##### Record excerpts #####
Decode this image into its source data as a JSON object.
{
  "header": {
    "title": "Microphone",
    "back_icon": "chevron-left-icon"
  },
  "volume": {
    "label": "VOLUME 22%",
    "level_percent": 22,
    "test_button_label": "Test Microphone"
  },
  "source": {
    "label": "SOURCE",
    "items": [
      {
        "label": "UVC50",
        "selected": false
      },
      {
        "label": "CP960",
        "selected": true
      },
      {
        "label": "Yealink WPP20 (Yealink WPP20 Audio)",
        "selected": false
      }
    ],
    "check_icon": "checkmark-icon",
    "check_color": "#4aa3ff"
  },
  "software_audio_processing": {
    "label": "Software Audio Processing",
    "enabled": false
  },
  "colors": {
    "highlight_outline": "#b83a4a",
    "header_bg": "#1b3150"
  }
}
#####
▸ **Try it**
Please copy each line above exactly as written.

▸ **Answer to this problem**
Decode this image into its source data as a JSON object.
{
  "header": {
    "title": "Microphone",
    "back_icon": "chevron-left-icon"
  },
  "volume": {
    "label": "VOLUME 22%",
    "level_percent": 22,
    "test_button_label": "Test Microphone"
  },
  "source": {
    "label": "SOURCE",
    "items": [
      {
        "label": "UVC50",
        "selected": false
      },
      {
        "label": "CP960",
        "selected": true
      },
      {
        "label": "Yealink WPP20 (Yealink WPP20 Audio)",
        "selected": false
      }
    ],
    "check_icon": "checkmark-icon",
    "check_color": "#4aa3ff"
  },
  "software_audio_processing": {
    "label": "Software Audio Processing",
    "enabled": false
  },
  "colors": {
    "highlight_outline": "#b83a4a",
    "header_bg": "#1b3150"
  }
}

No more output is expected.